## TASK INSTRUCTIONS
Retype the records below exactly as they appear, but leave out any pictures.

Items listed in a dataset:
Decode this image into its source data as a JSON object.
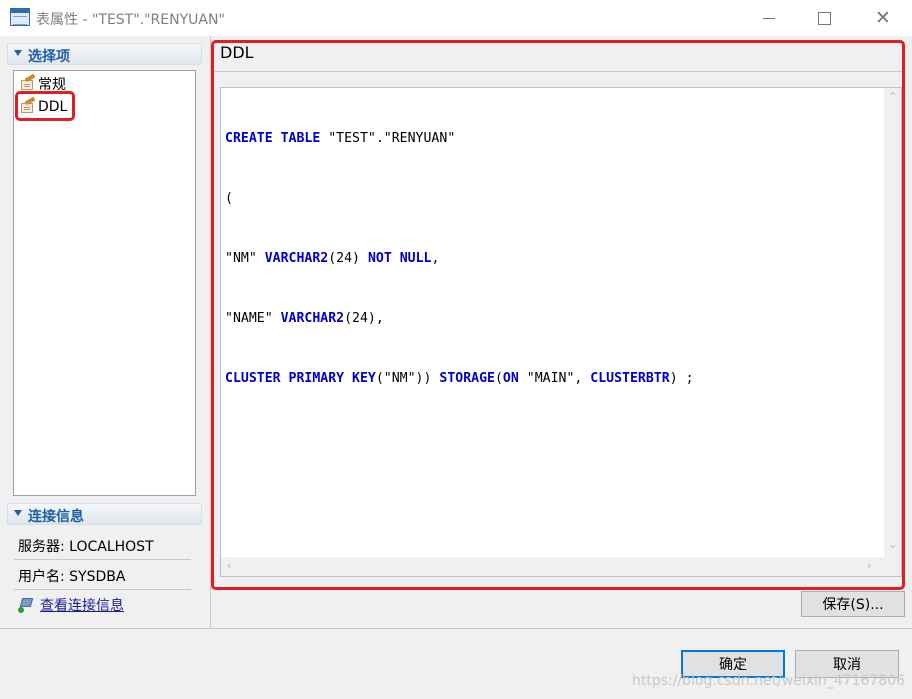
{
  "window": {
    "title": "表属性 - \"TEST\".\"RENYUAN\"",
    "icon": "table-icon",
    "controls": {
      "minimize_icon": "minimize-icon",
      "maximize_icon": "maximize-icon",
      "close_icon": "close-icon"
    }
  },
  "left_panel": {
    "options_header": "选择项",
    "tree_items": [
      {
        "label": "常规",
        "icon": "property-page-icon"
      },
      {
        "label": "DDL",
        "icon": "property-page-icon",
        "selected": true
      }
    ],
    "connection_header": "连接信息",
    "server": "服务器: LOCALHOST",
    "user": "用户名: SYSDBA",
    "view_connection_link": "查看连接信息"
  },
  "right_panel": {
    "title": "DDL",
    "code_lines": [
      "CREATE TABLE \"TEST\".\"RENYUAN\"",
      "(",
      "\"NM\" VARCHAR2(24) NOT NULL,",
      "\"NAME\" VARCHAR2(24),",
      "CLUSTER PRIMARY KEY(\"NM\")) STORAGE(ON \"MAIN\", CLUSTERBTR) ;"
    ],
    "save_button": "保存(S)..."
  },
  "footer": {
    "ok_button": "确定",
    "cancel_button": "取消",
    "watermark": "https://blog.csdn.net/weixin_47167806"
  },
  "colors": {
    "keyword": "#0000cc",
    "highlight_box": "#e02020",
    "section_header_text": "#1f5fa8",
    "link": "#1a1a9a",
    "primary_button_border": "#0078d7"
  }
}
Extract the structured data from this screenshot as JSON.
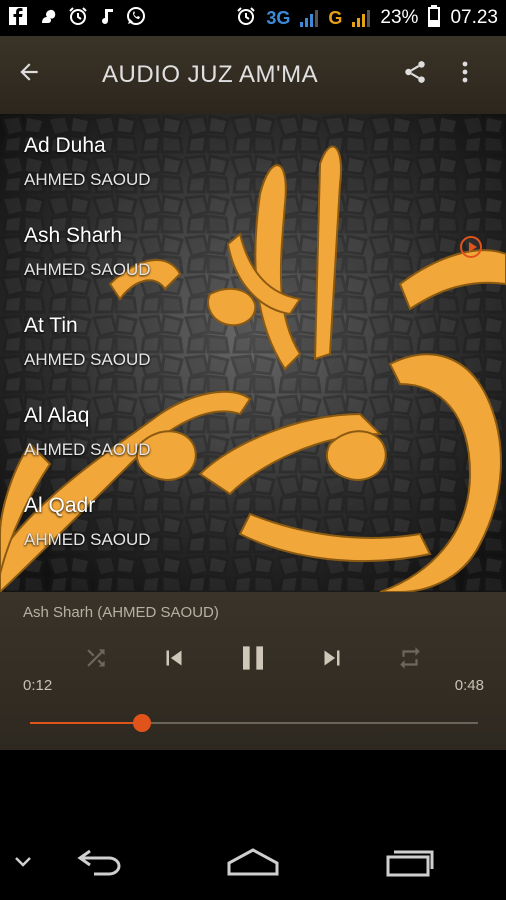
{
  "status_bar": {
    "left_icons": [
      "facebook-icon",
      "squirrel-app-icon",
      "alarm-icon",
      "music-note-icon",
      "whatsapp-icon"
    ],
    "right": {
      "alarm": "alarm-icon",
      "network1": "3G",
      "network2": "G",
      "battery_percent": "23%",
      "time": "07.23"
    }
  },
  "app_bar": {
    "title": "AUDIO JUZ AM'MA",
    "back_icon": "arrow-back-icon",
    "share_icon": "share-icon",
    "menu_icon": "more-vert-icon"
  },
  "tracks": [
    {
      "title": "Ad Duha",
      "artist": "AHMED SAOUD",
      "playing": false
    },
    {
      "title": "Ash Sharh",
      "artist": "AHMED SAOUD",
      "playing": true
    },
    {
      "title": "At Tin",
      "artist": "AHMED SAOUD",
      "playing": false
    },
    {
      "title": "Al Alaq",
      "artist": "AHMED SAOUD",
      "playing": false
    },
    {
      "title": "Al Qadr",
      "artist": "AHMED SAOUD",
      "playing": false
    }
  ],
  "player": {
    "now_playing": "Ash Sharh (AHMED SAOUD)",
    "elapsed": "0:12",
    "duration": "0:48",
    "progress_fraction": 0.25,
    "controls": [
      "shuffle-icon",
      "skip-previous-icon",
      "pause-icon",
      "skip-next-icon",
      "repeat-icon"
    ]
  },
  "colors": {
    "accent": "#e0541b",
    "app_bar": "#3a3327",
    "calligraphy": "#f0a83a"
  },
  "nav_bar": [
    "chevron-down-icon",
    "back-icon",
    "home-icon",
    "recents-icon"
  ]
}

## SOLUTION TO THE EXERCISE
Decode this image into its source data as a JSON object.
{
  "window": {
    "title": "表属性 - \"TEST\".\"RENYUAN\"",
    "icon": "table-icon",
    "controls": {
      "minimize_icon": "minimize-icon",
      "maximize_icon": "maximize-icon",
      "close_icon": "close-icon"
    }
  },
  "left_panel": {
    "options_header": "选择项",
    "tree_items": [
      {
        "label": "常规",
        "icon": "property-page-icon"
      },
      {
        "label": "DDL",
        "icon": "property-page-icon",
        "selected": true
      }
    ],
    "connection_header": "连接信息",
    "server": "服务器: LOCALHOST",
    "user": "用户名: SYSDBA",
    "view_connection_link": "查看连接信息"
  },
  "right_panel": {
    "title": "DDL",
    "code_lines": [
      "CREATE TABLE \"TEST\".\"RENYUAN\"",
      "(",
      "\"NM\" VARCHAR2(24) NOT NULL,",
      "\"NAME\" VARCHAR2(24),",
      "CLUSTER PRIMARY KEY(\"NM\")) STORAGE(ON \"MAIN\", CLUSTERBTR) ;"
    ],
    "save_button": "保存(S)..."
  },
  "footer": {
    "ok_button": "确定",
    "cancel_button": "取消",
    "watermark": "https://blog.csdn.net/weixin_47167806"
  },
  "colors": {
    "keyword": "#0000cc",
    "highlight_box": "#e02020",
    "section_header_text": "#1f5fa8",
    "link": "#1a1a9a",
    "primary_button_border": "#0078d7"
  }
}
Extract the structured data from this screenshot as JSON.
{
  "status_bar": {
    "left_icons": [
      "facebook-icon",
      "squirrel-app-icon",
      "alarm-icon",
      "music-note-icon",
      "whatsapp-icon"
    ],
    "right": {
      "alarm": "alarm-icon",
      "network1": "3G",
      "network2": "G",
      "battery_percent": "23%",
      "time": "07.23"
    }
  },
  "app_bar": {
    "title": "AUDIO JUZ AM'MA",
    "back_icon": "arrow-back-icon",
    "share_icon": "share-icon",
    "menu_icon": "more-vert-icon"
  },
  "tracks": [
    {
      "title": "Ad Duha",
      "artist": "AHMED SAOUD",
      "playing": false
    },
    {
      "title": "Ash Sharh",
      "artist": "AHMED SAOUD",
      "playing": true
    },
    {
      "title": "At Tin",
      "artist": "AHMED SAOUD",
      "playing": false
    },
    {
      "title": "Al Alaq",
      "artist": "AHMED SAOUD",
      "playing": false
    },
    {
      "title": "Al Qadr",
      "artist": "AHMED SAOUD",
      "playing": false
    }
  ],
  "player": {
    "now_playing": "Ash Sharh (AHMED SAOUD)",
    "elapsed": "0:12",
    "duration": "0:48",
    "progress_fraction": 0.25,
    "controls": [
      "shuffle-icon",
      "skip-previous-icon",
      "pause-icon",
      "skip-next-icon",
      "repeat-icon"
    ]
  },
  "colors": {
    "accent": "#e0541b",
    "app_bar": "#3a3327",
    "calligraphy": "#f0a83a"
  },
  "nav_bar": [
    "chevron-down-icon",
    "back-icon",
    "home-icon",
    "recents-icon"
  ]
}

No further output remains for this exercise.